Running with Steam as an example, we know that in the run-up to release, showcasing rising momentum in terms of store page traffic and wishlists is highly advantageous, and that games that make the coveted front page tend to have at least a 10,000-strong wishlist on launch day. Once you’re on the front page, you’ll be visible to many magnitudes more potential players than before, and you’ll start to create a snowball effect. Once your game is launched, the trick is to stay visible for as long as possible – and we know that the speed at which people start buying your game and leaving user reviews is an important factor in this.
Take the time to read up on and speak to other developers about their own experiences on different platforms; ask for and share data; and ensure you’re tracking KPIs that matter.
Thinking marketing agencies are a magic bullet
As much as we’d love to tell you we have a cast-iron guaranteed solution (we’d all be very rich if we did!), the fact is that marketing agencies won’t automatically solve all of your problems. Agencies like ours can bring immense value to your indie game (we wouldn’t be doing this if we didn’t believe so), but it’s important to have managed expectations.
All marketing carries risk. Even the very best marketers in the world sometimes work on failed campaigns. There are simply so many variables – many of which are out of our control – that can affect whether a title launches out of the gates or struggles to get moving.
A good marketing agency will be able to talk you through both the opportunities and risks of your campaign, and give you a realistic idea of the levels of success you can anticipate. They’ll be able to bring their experience and expertise to advise you on the most effective strategies, to give you key insights into your target audience, and to do a lot of the heavy lifting in terms of management and execution. They’ll know what KPIs to track and how to iterate and change tracks if something isn’t working.
But I’m afraid to report we aren’t magicians. Just like developing a game, good marketing requires time, patience, and a hefty dose of both trial and error and good luck to get right. Effective client-agency relationships are a partnership, and a collaboration, which evolves over time as you edge ever closer to your objectives.
Not having a marketable game in the first place
And here it is: the ugly, stomping, unavoidable elephant in the room. In a market as crowded as indie games – and with an audience as discerning as gamers – the inescapable fact is that not only will a good game not sell itself, a bad game won’t sell at all.
In fact, it might not even be that your game is bad. Plenty of good games, with competent marketers publicising them, still don’t yield a success. There are simply so many games to choose from, and there is so little time to play them all in, that you’re competing for attention with thousands upon thousands of alternatives, and often, only the very best and most interesting succeed.
If you have serious commercial ambitions with your game, you’ll need first to undertake some significant market research to understand its viability as a product. How many people are actually playing this sort of game? Is that number trending up, or down? Which platforms do they prefer playing on? Are there any gaps in the market for something new, or has everything already been done? If you’re planning to ship a pixel art platformer on Steam in 2023, and it doesn’t bring anything significantly new to the table, then oh no. Dozens of these are released every month, and almost all of them sit at fewer than 10 user reviews.

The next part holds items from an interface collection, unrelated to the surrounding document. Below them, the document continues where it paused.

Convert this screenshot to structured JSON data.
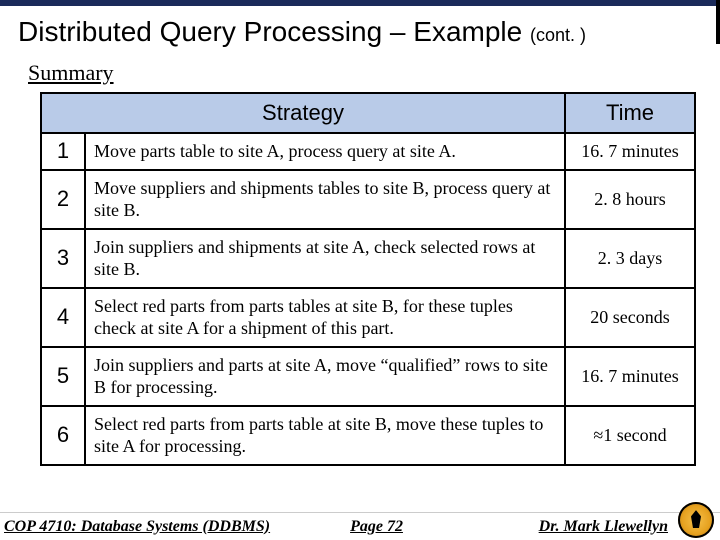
{
  "title": {
    "main": "Distributed Query Processing – Example ",
    "cont": "(cont. )"
  },
  "subtitle": "Summary",
  "header": {
    "strategy": "Strategy",
    "time": "Time"
  },
  "rows": [
    {
      "n": "1",
      "strategy": "Move parts table to site A, process query at site A.",
      "time": "16. 7 minutes"
    },
    {
      "n": "2",
      "strategy": "Move suppliers and shipments tables to site B, process query at site B.",
      "time": "2. 8  hours"
    },
    {
      "n": "3",
      "strategy": "Join suppliers and shipments at site A, check selected rows at site B.",
      "time": "2. 3 days"
    },
    {
      "n": "4",
      "strategy": "Select red parts from parts tables at site B, for these tuples check at site A for a shipment of this part.",
      "time": "20 seconds"
    },
    {
      "n": "5",
      "strategy": "Join suppliers and parts at site A, move “qualified” rows to site B for processing.",
      "time": "16. 7 minutes"
    },
    {
      "n": "6",
      "strategy": "Select red parts from parts table at site B, move these tuples to site A for processing.",
      "time": "≈1 second"
    }
  ],
  "footer": {
    "course": "COP 4710: Database Systems  (DDBMS)",
    "page": "Page 72",
    "author": "Dr. Mark Llewellyn"
  }
}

This isn’t to say you shouldn’t make the game you want to make: you’re an indie after all, and that’s probably why you’re here. But make sure you’re realistic about the ceiling of what you can achieve with your title, think long and hard about opportunity and risk, and go into your project with realistic expectations.